KFS Special Vehicles rider Dafydd Dylan charts his progress riding in the Tour of Taiwan.

After getting up at silly o?clock to get our bags ready at the hotel lobby before breakfast, I was more than a little annoyed to see that they were still lying in the same place when the bus rolled out at twenty to eight.

It took a good sniff of the salts and a strong coffee to wake me up at the stage start and standing in the town centre start line next to a giant speaker listening to the mayor of Hsinchu shout in Mandarin about the beautiful local scenery of the Taiwanese ?silicon valley? help the process as well I guess, although I still only managed to gaze into nothing in particular looking dazed and chewing a muesli bar.

The fifth stage was perhaps the most boring race I?ve ever done. It was up and down a seaside dual carriageway strip with a noticeable crosswind, solid ?cats eyes? that stick out two inches and glass in the gutter- which happens to be where we spent most of the day to avoid the wind, and what also caused Greg [Roche] to puncture just as we were riding up together behind the ?Merida train? with 5 km to go. The stage was run at an average of 29mph for the 95-mile stage, so it was no surprise that it was a bit too much to ask for him to get back into contact with us at that point.

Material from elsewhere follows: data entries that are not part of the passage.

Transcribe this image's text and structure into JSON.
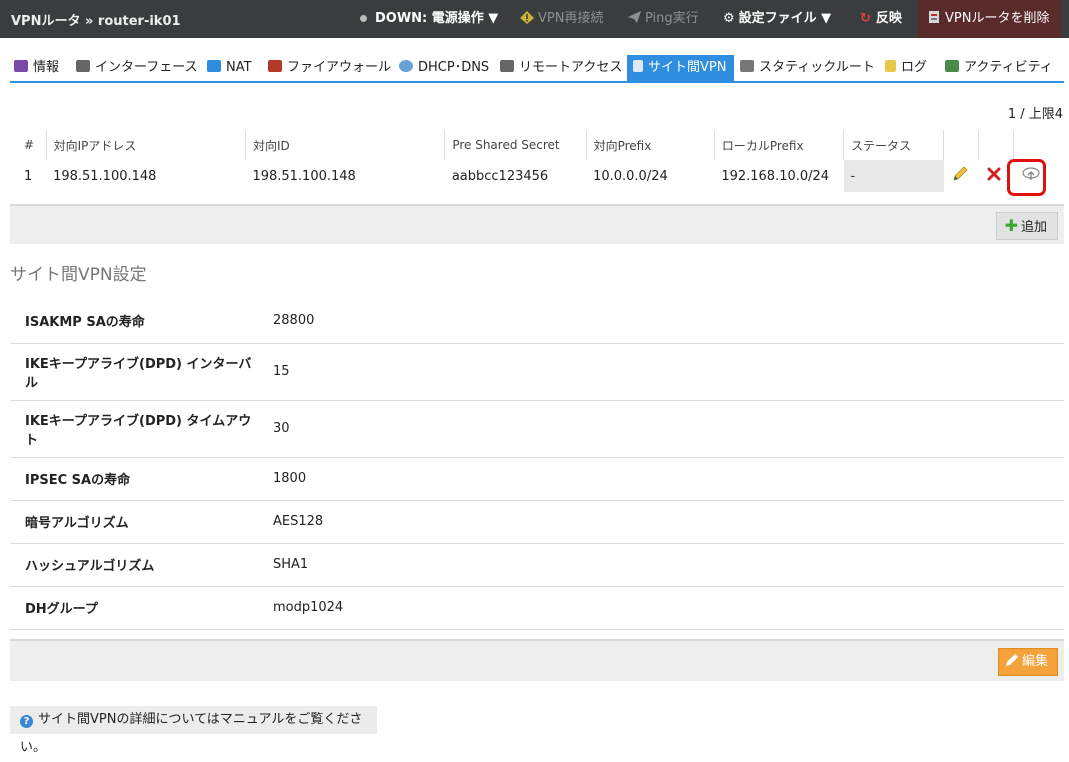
{
  "header": {
    "title": "VPNルータ » router-ik01",
    "status": "DOWN: 電源操作 ▼",
    "vpn_reconnect": "VPN再接続",
    "ping": "Ping実行",
    "config_file": "設定ファイル ▼",
    "apply": "反映",
    "delete_router": "VPNルータを削除"
  },
  "tabs": [
    "情報",
    "インターフェース",
    "NAT",
    "ファイアウォール",
    "DHCP･DNS",
    "リモートアクセス",
    "サイト間VPN",
    "スタティックルート",
    "ログ",
    "アクティビティ"
  ],
  "pager": "1 / 上限4",
  "table": {
    "headers": [
      "#",
      "対向IPアドレス",
      "対向ID",
      "Pre Shared Secret",
      "対向Prefix",
      "ローカルPrefix",
      "ステータス"
    ],
    "rows": [
      [
        "1",
        "198.51.100.148",
        "198.51.100.148",
        "aabbcc123456",
        "10.0.0.0/24",
        "192.168.10.0/24",
        "-"
      ]
    ]
  },
  "add_label": "追加",
  "section_title": "サイト間VPN設定",
  "settings": [
    {
      "key": "ISAKMP SAの寿命",
      "value": "28800"
    },
    {
      "key": "IKEキープアライブ(DPD) インターバル",
      "value": "15"
    },
    {
      "key": "IKEキープアライブ(DPD) タイムアウト",
      "value": "30"
    },
    {
      "key": "IPSEC SAの寿命",
      "value": "1800"
    },
    {
      "key": "暗号アルゴリズム",
      "value": "AES128"
    },
    {
      "key": "ハッシュアルゴリズム",
      "value": "SHA1"
    },
    {
      "key": "DHグループ",
      "value": "modp1024"
    }
  ],
  "edit_label": "編集",
  "help_text": "サイト間VPNの詳細についてはマニュアルをご覧ください。",
  "help_icon": "?",
  "colors": {
    "accent": "#2f8ee0",
    "danger_bg": "#5a2b2b",
    "edit": "#f4a23a",
    "highlight": "#e01010"
  }
}
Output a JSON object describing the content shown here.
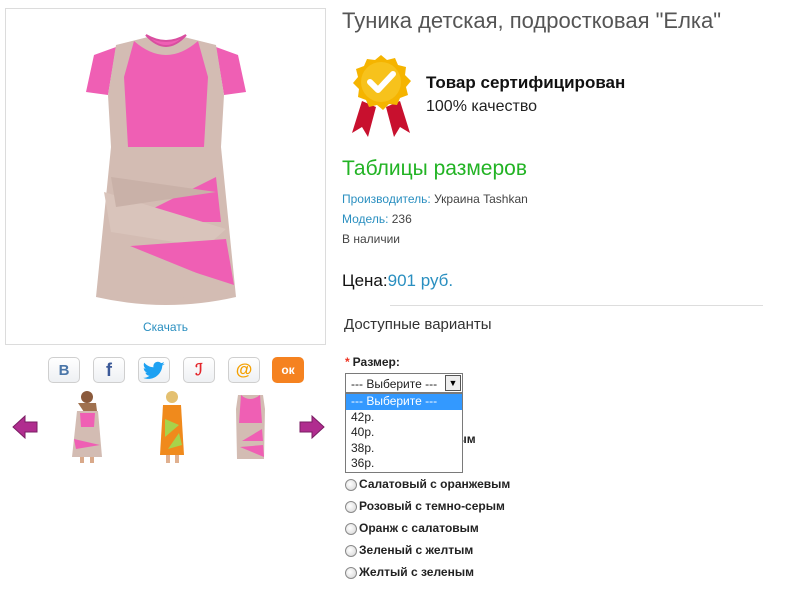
{
  "product": {
    "title": "Туника детская, подростковая \"Елка\"",
    "download_label": "Скачать"
  },
  "social": [
    {
      "name": "vk",
      "glyph": "B"
    },
    {
      "name": "facebook",
      "glyph": "f"
    },
    {
      "name": "twitter",
      "glyph": ""
    },
    {
      "name": "livejournal",
      "glyph": "ℐ"
    },
    {
      "name": "mail",
      "glyph": "@"
    },
    {
      "name": "odnoklassniki",
      "glyph": "ок"
    }
  ],
  "certificate": {
    "title": "Товар сертифицирован",
    "subtitle": "100% качество"
  },
  "size_table_link": "Таблицы размеров",
  "info": {
    "maker_label": "Производитель:",
    "maker_value": " Украина Tashkan",
    "model_label": "Модель:",
    "model_value": " 236",
    "stock": "В наличии"
  },
  "price": {
    "label": "Цена:",
    "value": "901 руб."
  },
  "options_title": "Доступные варианты",
  "size": {
    "required_mark": "*",
    "label": "Размер:",
    "selected": "--- Выберите ---",
    "options": [
      "--- Выберите ---",
      "42р.",
      "40р.",
      "38р.",
      "36р."
    ]
  },
  "colors": {
    "hidden_partial": "озовым",
    "items": [
      "Салатовый с оранжевым",
      "Розовый с темно-серым",
      "Оранж с салатовым",
      "Зеленый с желтым",
      "Желтый с зеленым"
    ]
  },
  "palette": {
    "pink": "#ef5fb4",
    "beige": "#d3bcb3",
    "green": "#22b324",
    "link_blue": "#2a8fc0",
    "arrow": "#b02d8f"
  }
}
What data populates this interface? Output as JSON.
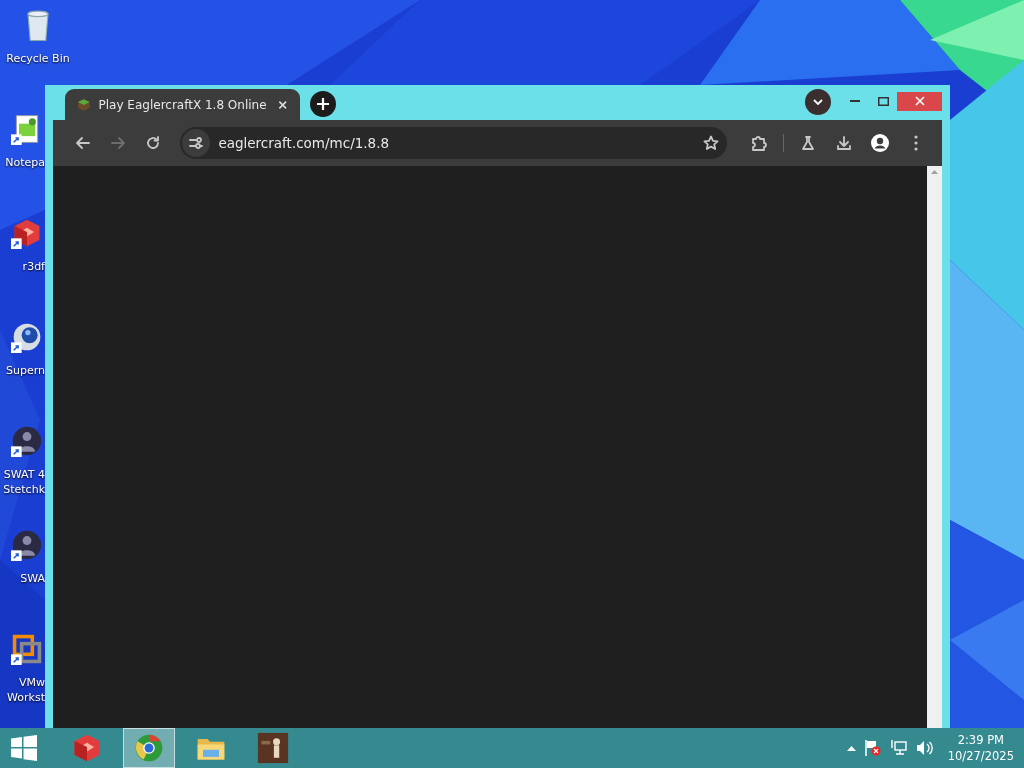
{
  "desktop_icons": [
    {
      "kind": "recycle-bin",
      "shortcut": false,
      "lines": [
        "Recycle Bin"
      ]
    },
    {
      "kind": "notepad",
      "shortcut": true,
      "lines": [
        "Notepa"
      ]
    },
    {
      "kind": "red-cube",
      "shortcut": true,
      "lines": [
        "r3df"
      ]
    },
    {
      "kind": "sphere",
      "shortcut": true,
      "lines": [
        "Supern"
      ]
    },
    {
      "kind": "game",
      "shortcut": true,
      "lines": [
        "SWAT 4",
        "Stetchk"
      ]
    },
    {
      "kind": "game",
      "shortcut": true,
      "lines": [
        "SWA"
      ]
    },
    {
      "kind": "vm",
      "shortcut": true,
      "lines": [
        "VMw",
        "Workst"
      ]
    }
  ],
  "browser": {
    "tabs": [
      {
        "title": "Play EaglercraftX 1.8 Online",
        "selected": true
      }
    ],
    "address": "eaglercraft.com/mc/1.8.8",
    "forward_disabled": true
  },
  "taskbar": {
    "apps": [
      {
        "kind": "red-cube",
        "active": false
      },
      {
        "kind": "browser",
        "active": true
      },
      {
        "kind": "folder",
        "active": false
      },
      {
        "kind": "picture",
        "active": false
      }
    ],
    "time": "2:39 PM",
    "date": "10/27/2025"
  }
}
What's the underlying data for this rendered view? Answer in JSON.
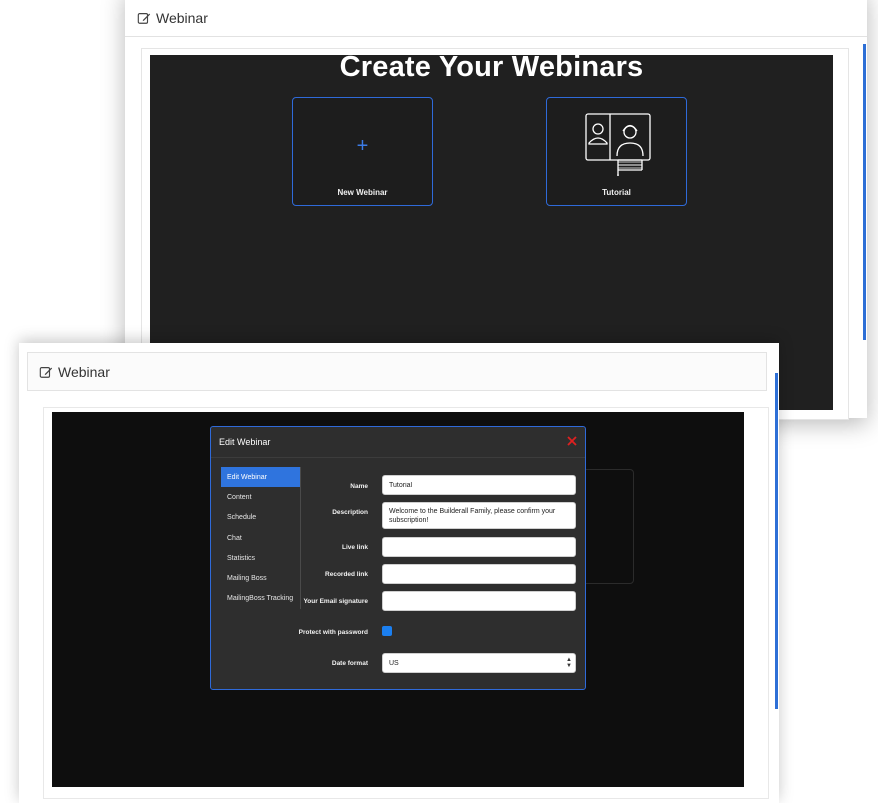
{
  "back": {
    "header_title": "Webinar",
    "heading": "Create Your Webinars",
    "cards": [
      {
        "label": "New Webinar",
        "icon": "plus-icon"
      },
      {
        "label": "Tutorial",
        "icon": "webinar-presentation-icon"
      }
    ]
  },
  "front": {
    "header_title": "Webinar",
    "modal": {
      "title": "Edit Webinar",
      "menu": [
        "Edit Webinar",
        "Content",
        "Schedule",
        "Chat",
        "Statistics",
        "Mailing Boss",
        "MailingBoss Tracking"
      ],
      "active_menu": "Edit Webinar",
      "fields": {
        "name_label": "Name",
        "name_value": "Tutorial",
        "description_label": "Description",
        "description_value": "Welcome to the Builderall Family, please confirm your subscription!",
        "live_link_label": "Live link",
        "live_link_value": "",
        "recorded_link_label": "Recorded link",
        "recorded_link_value": "",
        "email_signature_label": "Your Email signature",
        "email_signature_value": "",
        "protect_label": "Protect with password",
        "protect_checked": true,
        "date_format_label": "Date format",
        "date_format_value": "US"
      }
    }
  },
  "colors": {
    "accent": "#2f6ad9",
    "close": "#e02020",
    "canvas_dark": "#202020",
    "modal_bg": "#2e2e2e"
  }
}
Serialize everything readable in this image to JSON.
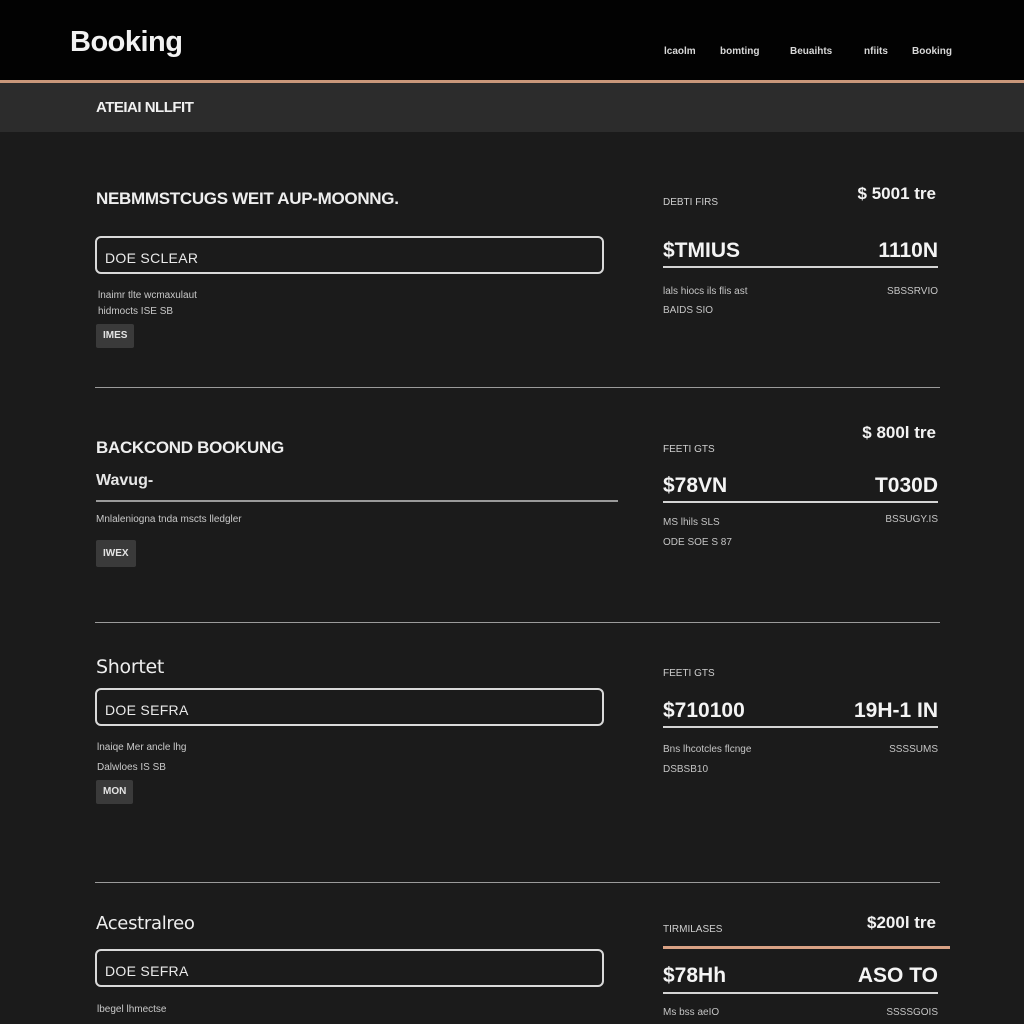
{
  "header": {
    "brand": "Booking",
    "nav": [
      "lcaolm",
      "bomting",
      "Beuaihts",
      "nfiits",
      "Booking"
    ]
  },
  "subheader": {
    "title": "ATEIAI NLLFIT"
  },
  "sections": [
    {
      "title": "NEBMMSTCUGS WEIT AUP-MOONNG.",
      "field_value": "DOE SCLEAR",
      "note_line1": "lnaimr tlte wcmaxulaut",
      "note_line2": "hidmocts ISE SB",
      "tag": "IMES",
      "right_label": "DEBTI FIRS",
      "price": "$ 5001 tre",
      "big_left": "$TMIUS",
      "big_right": "1110N",
      "small_left_1": "lals hiocs ils flis ast",
      "small_left_2": "BAIDS SIO",
      "small_right": "SBSSRVIO"
    },
    {
      "title": "BACKCOND BOOKUNG",
      "field_value": "Wavug-",
      "note_line1": "Mnlaleniogna tnda mscts lledgler",
      "tag": "IWEX",
      "right_label": "FEETI GTS",
      "price": "$ 800l tre",
      "big_left": "$78VN",
      "big_right": "T030D",
      "small_left_1": "MS lhils SLS",
      "small_left_2": "ODE SOE S 87",
      "small_right": "BSSUGY.IS"
    },
    {
      "title": "Shortet",
      "field_value": "DOE SEFRA",
      "note_line1": "lnaiqe Mer ancle lhg",
      "note_line2": "Dalwloes IS SB",
      "tag": "MON",
      "right_label": "FEETI GTS",
      "big_left": "$710100",
      "big_right": "19H-1 IN",
      "small_left_1": "Bns lhcotcles flcnge",
      "small_left_2": "DSBSB10",
      "small_right": "SSSSUMS"
    },
    {
      "title": "Acestralreo",
      "field_value": "DOE SEFRA",
      "note_line1": "lbegel lhmectse",
      "right_label": "TIRMILASES",
      "price": "$200l tre",
      "big_left": "$78Hh",
      "big_right": "ASO TO",
      "small_left_1": "Ms bss aeIO",
      "small_right": "SSSSGOIS"
    }
  ]
}
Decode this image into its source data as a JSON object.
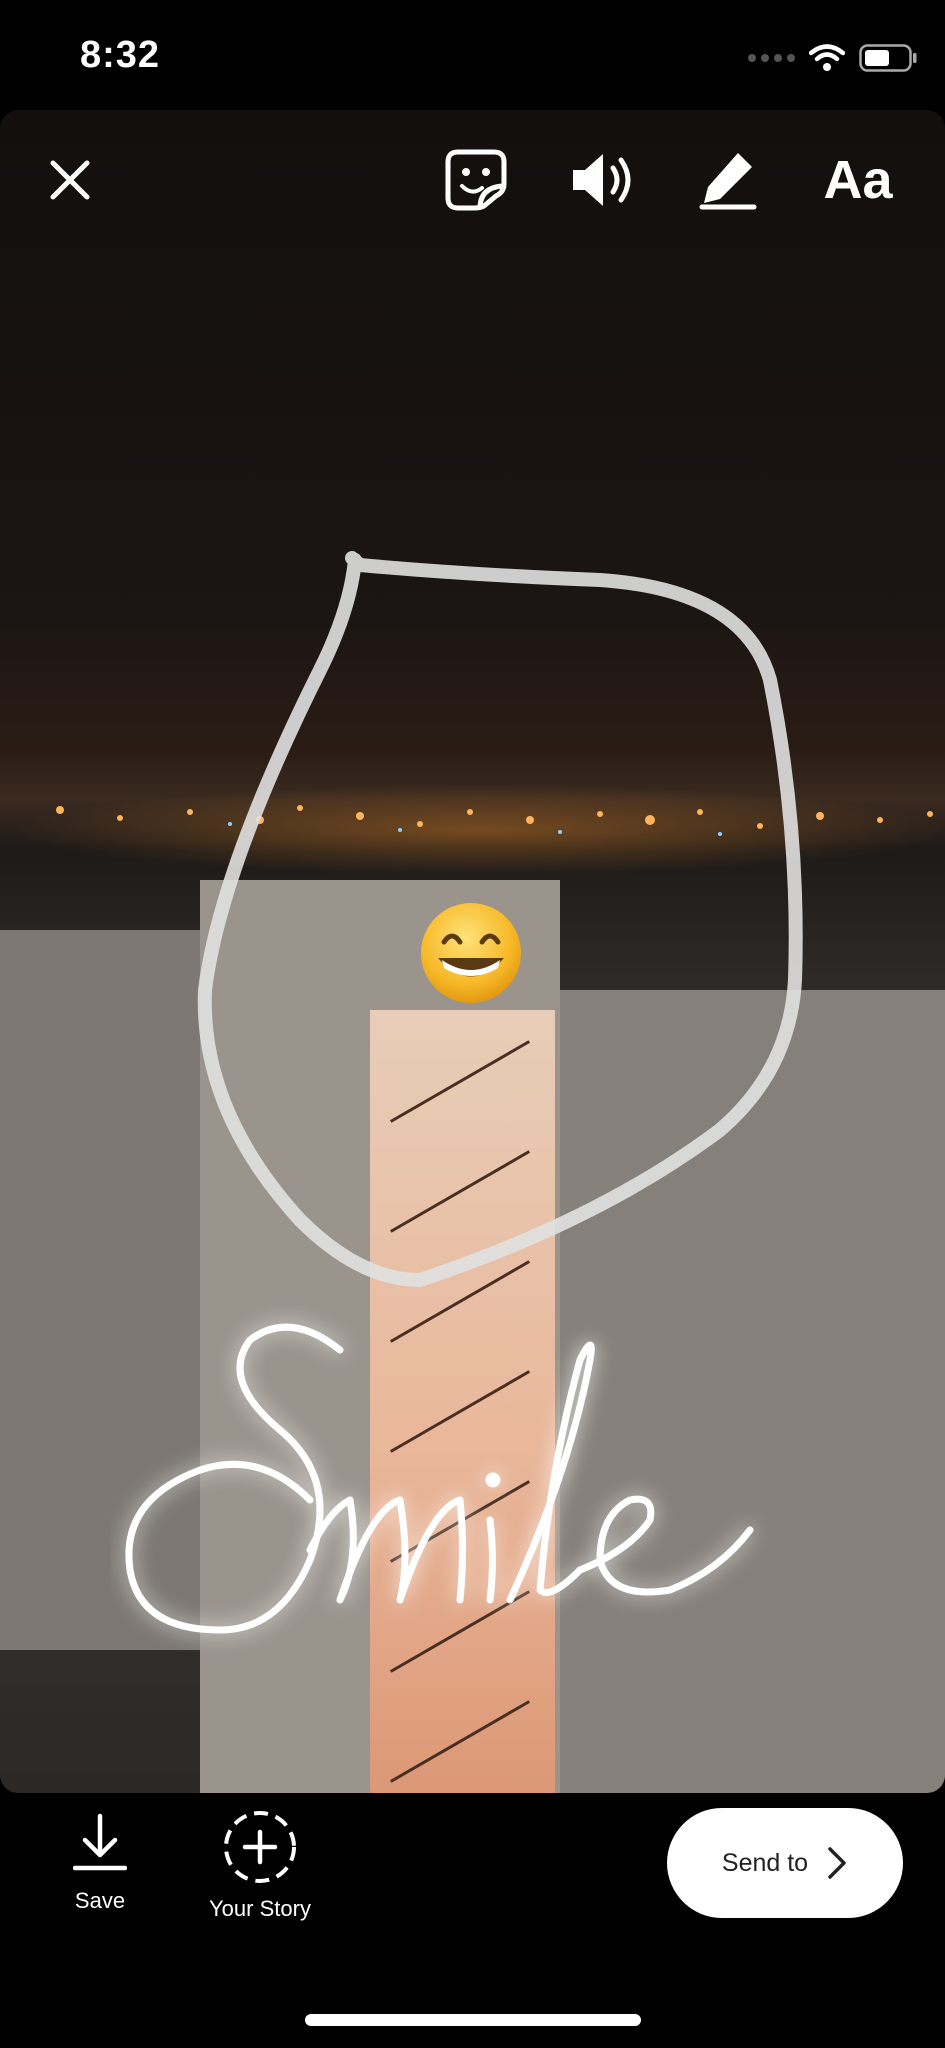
{
  "status_bar": {
    "time": "8:32"
  },
  "story": {
    "icons": {
      "close": "close-icon",
      "sticker": "sticker-icon",
      "sound": "speaker-icon",
      "draw": "pen-icon",
      "text_tool_label": "Aa"
    },
    "sticker_emoji": "grinning-face-emoji",
    "text_sticker": "Smile"
  },
  "bottom_bar": {
    "save_label": "Save",
    "your_story_label": "Your Story",
    "send_to_label": "Send to"
  },
  "colors": {
    "background": "#000000",
    "accent_button": "#ffffff"
  }
}
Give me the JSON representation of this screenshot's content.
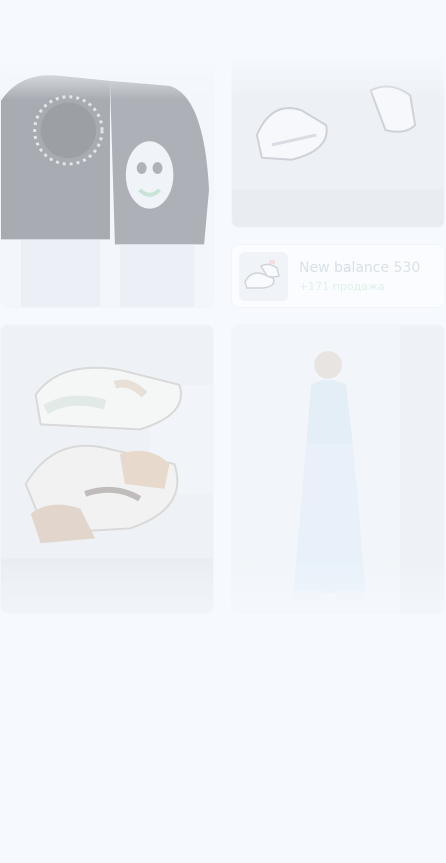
{
  "feed": {
    "cards": [
      {
        "name": "photo-couple-tshirts",
        "icon": "image-icon"
      },
      {
        "name": "photo-sneakers-white",
        "icon": "image-icon"
      },
      {
        "name": "photo-nike-sneakers",
        "icon": "image-icon"
      },
      {
        "name": "photo-woman-blue-outfit",
        "icon": "image-icon"
      }
    ],
    "product": {
      "name": "New balance 530",
      "sales": "+171 продажа"
    }
  },
  "colors": {
    "background": "#f6faff",
    "product_name": "#b9c0c9",
    "sales_green": "#bfe5c9"
  }
}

The riding wasn?t that much more exiting. It was pan flat, with a intermediate sprint every 20km?s or so that translates to; the sprinters team controlling everything, not being able to ride away and ?whilst we?re at it we might as well make the most of this wind and put it in the gutter so that it?s extra hard.? I wasn?t having a great day but managed to have a few digs off the front, I nearly took a cheeky time bonus by clipping off solo 2km before a sprint point, but was swamped 50 yards before the line by the Healthnet rider in yellow.

We were again represented in the most promising move of the day, this time with James [Stewart] getting into a move of 13 riders that stayed away for a couple of laps, but it was too big and dangerous for the leaders jersey to stay away. No surprise that it was a bunch sprint and I?m particularly proud of managing to escape a serious crash in the run in. A lot of the local riders seem to do a lot of pointless, death defying manoeuvres in the bunch which is a slight inconvenience to say the least, but I suppose that the British bunch will feel very safe in comparison.

One of the running themes of the trip is quoting lines from The Office to pass the time and have a laugh, Richard [Sykes-Popham] especially has firmly established himself as a very convincing David Brent, and by now I estimate that we have recited 90% of both seasons? scripts off by heart, mostly out of boredom from hanging around in hotel rooms and sitting on a bus during a surprisingly long stage transfer (how long can it take to drive across an island of this size?) and mostly to release some tension before and after stages. The hardest stage is stage six; with a hillier route though Taipei County which hopefully means a break staying away, which for us will be a better day in the office.